Problem details.
Please give the records below again in full, exactly, with the images left out.

Records for this task.
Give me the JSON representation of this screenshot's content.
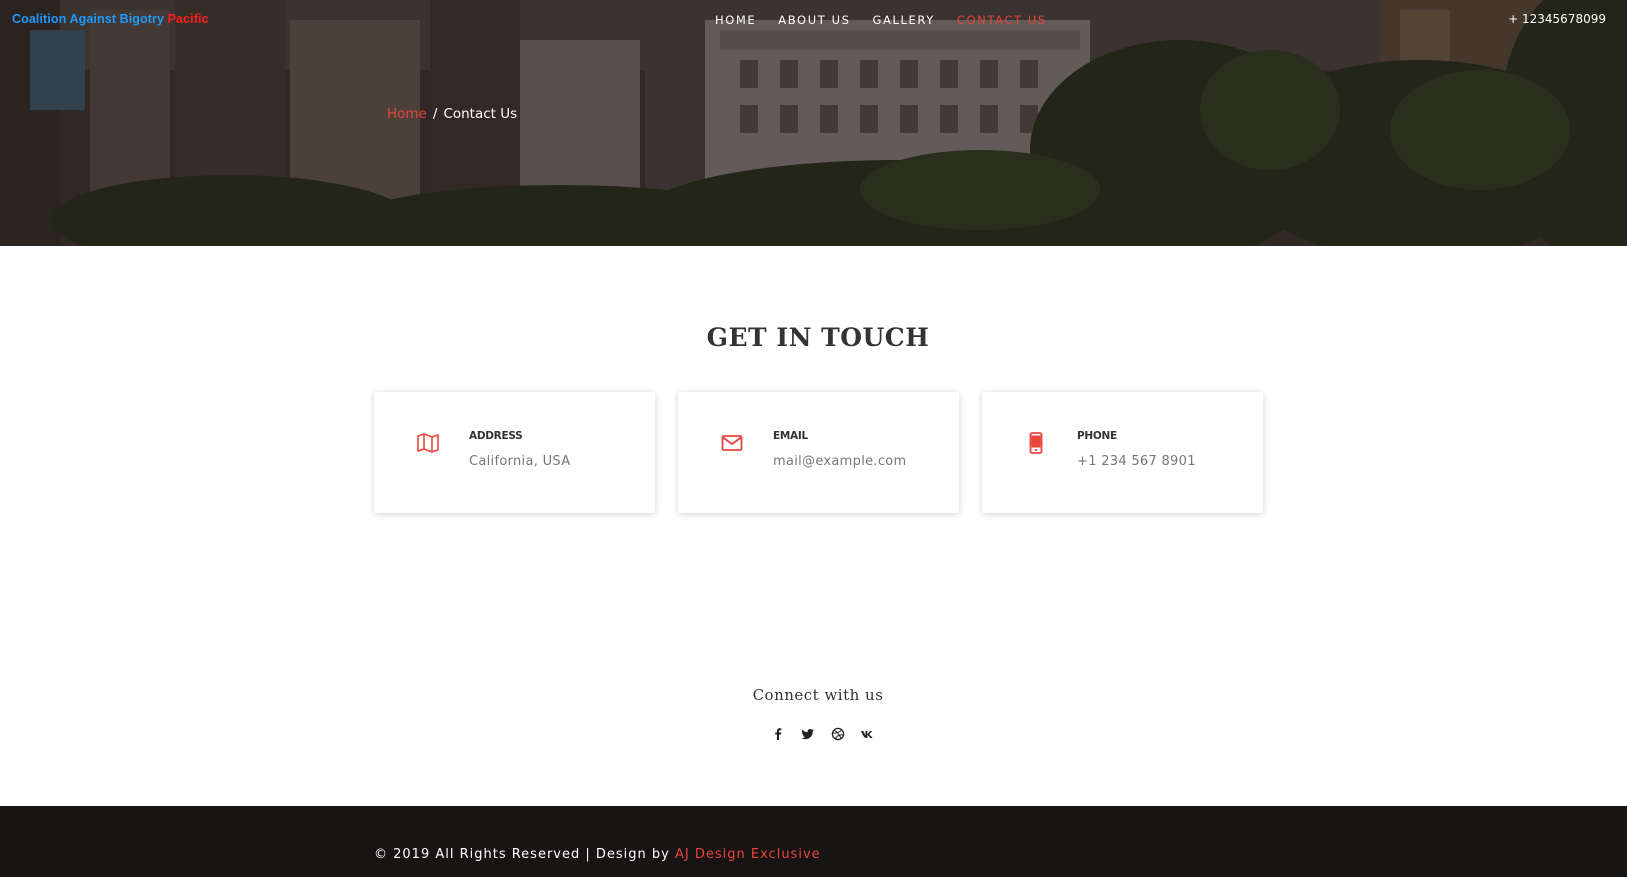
{
  "header": {
    "brand_part1": "Coalition Against Bigotry",
    "brand_part2": "Pacific",
    "nav": [
      {
        "label": "HOME",
        "active": false
      },
      {
        "label": "ABOUT US",
        "active": false
      },
      {
        "label": "GALLERY",
        "active": false
      },
      {
        "label": "CONTACT US",
        "active": true
      }
    ],
    "phone": "+ 12345678099"
  },
  "breadcrumb": {
    "home": "Home",
    "separator": "/",
    "current": "Contact Us"
  },
  "contact": {
    "heading": "GET IN TOUCH",
    "cards": [
      {
        "icon": "map-icon",
        "title": "ADDRESS",
        "value": "California, USA"
      },
      {
        "icon": "envelope-icon",
        "title": "EMAIL",
        "value": "mail@example.com"
      },
      {
        "icon": "mobile-phone-icon",
        "title": "PHONE",
        "value": "+1 234 567 8901"
      }
    ]
  },
  "social": {
    "heading": "Connect with us",
    "icons": [
      "facebook-icon",
      "twitter-icon",
      "dribbble-icon",
      "vk-icon"
    ]
  },
  "footer": {
    "copyright": "© 2019 All Rights Reserved | Design by",
    "credit": "AJ Design Exclusive"
  },
  "colors": {
    "accent": "#e8453c",
    "brand_blue": "#1e9bff",
    "brand_red": "#ff1e1e",
    "footer_bg": "#181414"
  }
}
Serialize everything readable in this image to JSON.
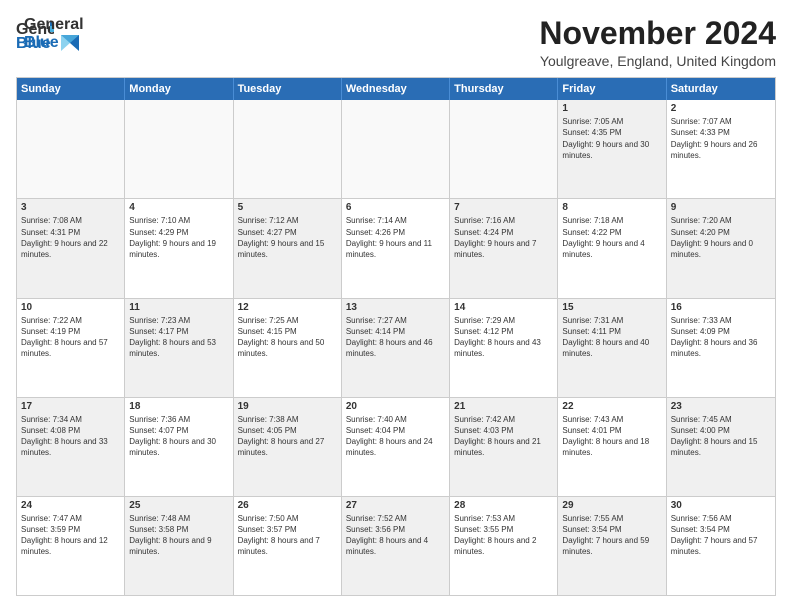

Final answer.
Give me the JSON representation of this screenshot's content.
{
  "header": {
    "brand_part1": "Coalition Against Bigotry",
    "brand_part2": "Pacific",
    "nav": [
      {
        "label": "HOME",
        "active": false
      },
      {
        "label": "ABOUT US",
        "active": false
      },
      {
        "label": "GALLERY",
        "active": false
      },
      {
        "label": "CONTACT US",
        "active": true
      }
    ],
    "phone": "+ 12345678099"
  },
  "breadcrumb": {
    "home": "Home",
    "separator": "/",
    "current": "Contact Us"
  },
  "contact": {
    "heading": "GET IN TOUCH",
    "cards": [
      {
        "icon": "map-icon",
        "title": "ADDRESS",
        "value": "California, USA"
      },
      {
        "icon": "envelope-icon",
        "title": "EMAIL",
        "value": "mail@example.com"
      },
      {
        "icon": "mobile-phone-icon",
        "title": "PHONE",
        "value": "+1 234 567 8901"
      }
    ]
  },
  "social": {
    "heading": "Connect with us",
    "icons": [
      "facebook-icon",
      "twitter-icon",
      "dribbble-icon",
      "vk-icon"
    ]
  },
  "footer": {
    "copyright": "© 2019 All Rights Reserved | Design by",
    "credit": "AJ Design Exclusive"
  },
  "colors": {
    "accent": "#e8453c",
    "brand_blue": "#1e9bff",
    "brand_red": "#ff1e1e",
    "footer_bg": "#181414"
  }
}
Serialize everything readable in this image to JSON.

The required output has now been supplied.